• Tuna (EPA) – 41mg / 56g

Sardines has 13x higher DHA than the Tuna.
Tuna has 18x higher EPA than the Sardines.

Fish Oil still necessary?
(Bunny) #21

I usually get the organic sauerkraut (store bought stuff) if I can find it! But making it myself is so much better!

(Bunny) #22

I like this research angle, very well done! :+1:

5 Reasons Why Concerns About Mercury in Fish Are Misguided: “…#5 Ignoring the protective effects of selenium underestimates the risk of eating some fish: Although most ocean fish contain far more selenium than mercury, the selenium status of freshwater fish is much more variable. Mercury tends to accumulate in fish, in lakes where selenium availability is limited. That leads to a double-whammy where some freshwater fish have relatively high mercury levels along with low selenium levels. This may explain why adverse effects were observed in a study of freshwater fish consumption in Finland, a country notorious for its poor selenium status, and was so low that it became the first nation to add selenium to its fertilizers. (13) …” …More

(Mike Williams) #23

I was a “hater” of sardines for the longest time. Now I love them. They are my go to protein booster. lol

(KetoQ) #24

I eat sardines several times a week. To me, they are a “superfood.” High in omega 3, vitamin D and protein, among others. Excellent for heart health, and a very keto friendly food.

Be careful when you buy them, make sure to get them with packed with olive oil and not soy oil.

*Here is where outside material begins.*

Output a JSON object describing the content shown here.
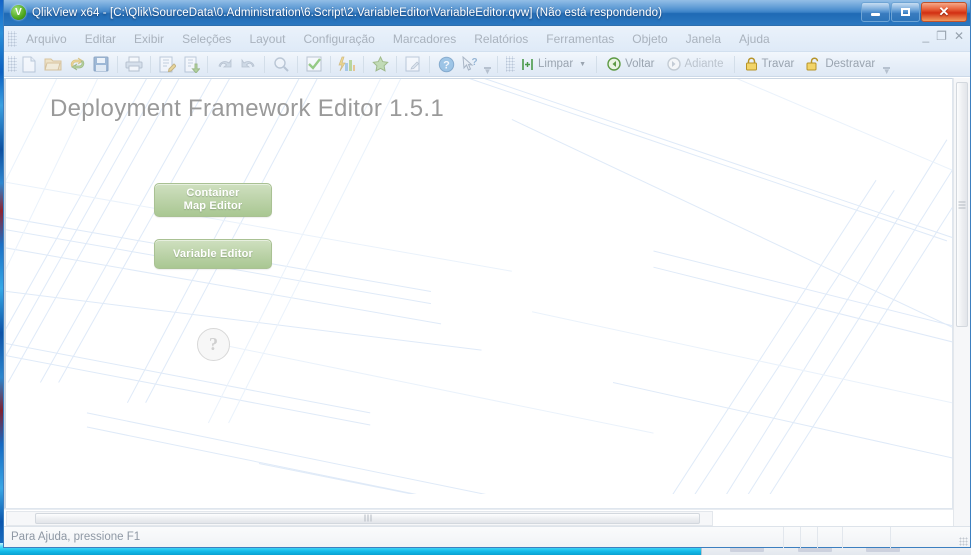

When I eat them, I make sure to also eat all the oil as well as bones. The bones have lots of good minerals, are soft and should not get caught in your throat. Its not like dealing with bones from a trout. That said, most tins I buy have the bones removed.

I add lemon, onions, dijon or stoneground mustard, salt and pepper to them. I also eat them with avocados. In fact, you can also mash them together.


Thanks for that link.

(Norma Laming) #26

Eat the bones! They’re soft after they’ve been canned and contain good nutrients

(Doug) #27

Sardines in olive oil, in hot sauce, in mustard sauce - all good and you don’t even notice the bones.


I stock up on Sardines when they go on sale. I have always enjoyed them immensely.


I have never eaten sardines. I checked Amazon and they have the Season brand packed in olive oil - 12 pack of 4.375 oz/ea for $18.19, and the Wild Planet brand packed in olive oil - 12 pack of 4.4 oz/ea for $29.99. I went w/ the Season brand because they were less expensive; 1-click shopping!! :wink:

(Mike Williams) #30

I have to confess that I am now a “sardines eating” convert!! Sardines in hot sauce are my favorites. Aldi’s has them at a really good price. That is where I mostly stock up on them.

(CharleyD) #31

I’ve also tried the canned fish this year for the first time. Kippered herring, mackerel, sardines, etc.

I make a dressing with Duke’s mayo and sriracha or Cholula sauce over a pile of the fish chunks.

(Doug) #32

Oh Yeah Baby. :slightly_smiling_face:

(CharleyD) #33

I had no clue what to expect, so it ended up being pleasant!

(KCKO, KCFO) #34

Scrambled up with eggs and Cholula sauce on top is my idea of a breakfast of champions.